Objective: To determine whether the association between self-rated or interviewer-rated recent acute stress exposures and low-grade inflammation and daily cortisol production in adolescents is moderated by chronic stress ratings.
Methods: Acute and chronic stress exposures were assessed in 261 adolescents aged 13 to 16 years using a semistructured life stress interview. The negative impact of acute stressors was independently rated by both adolescents (self-rated) and interviewers (interviewer-rated). Markers of inflammation (interleukin (IL)-6, IL-1ra, C-reactive protein) were measured from peripheral blood samples obtained via antecubital venipuncture.
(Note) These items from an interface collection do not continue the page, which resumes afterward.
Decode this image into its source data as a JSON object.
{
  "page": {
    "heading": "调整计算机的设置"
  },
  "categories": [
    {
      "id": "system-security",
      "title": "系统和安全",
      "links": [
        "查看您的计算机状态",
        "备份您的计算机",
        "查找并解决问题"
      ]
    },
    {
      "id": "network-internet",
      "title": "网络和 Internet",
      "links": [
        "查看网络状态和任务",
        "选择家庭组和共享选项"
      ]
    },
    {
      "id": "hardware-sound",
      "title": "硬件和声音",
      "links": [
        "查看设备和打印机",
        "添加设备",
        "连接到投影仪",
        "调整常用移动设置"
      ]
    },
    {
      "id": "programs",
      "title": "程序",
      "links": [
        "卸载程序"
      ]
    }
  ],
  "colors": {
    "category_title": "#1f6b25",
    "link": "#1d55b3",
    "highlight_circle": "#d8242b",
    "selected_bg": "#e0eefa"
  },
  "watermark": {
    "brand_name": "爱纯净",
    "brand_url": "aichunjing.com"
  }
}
Participants collected 4 saliva samples at home on each of 6 consecutive days for the analysis of diurnal salivary cortisol profiles.
Results: There were no main effects of acute stressors (self- and interviewer-rated) and chronic family or peer stress on adolescent inflammation markers and cortisol (p values > .10). However, the interaction between interviewer-rated acute stress and chronic family stress was significantly associated with adolescent inflammation markers (IL-6, IL-1ra). Specifically, as chronic family stress increased, the association between acute stressor impact (interviewer-rated) and inflammation markers became more positive (IL-6 (B = .054, SE = .023, p = .022); IL-1ra (B = .030, SE = .014, p = .034)). Interactions between self-rated acute stress and chronic family stress were not associated with any biological measures (p values > .10). Interactions between acute stressor impact (both self- and interviewer-rated) and chronic peer stress were also not significantly associated with any biological measures (p values > .05).
Conclusions: Among adolescents, interviewer-based ratings of acute stressor impact may allow for better prediction of health-relevant inflammation markers than adolescents' own ratings.
From the Department of Biobehavioral Health (Schreier), The Pennsylvania State University, University Park, PA, and Department of Psychology and Cells to Society (C2S): The Center on Social Disparities and Health (Chen), Institute for Policy Research, Northwestern University, Evanston, IL.
Address correspondence and reprint requests to Hannah M.C. Schreier, PhD, Department of Biobehavioral Health, Pennsylvania State University, 219 Biobehavioral Health Building, University Park, PA, 16802. E-mail: email@example.com
Received for publication August 26, 2015; revision received May 6, 2016.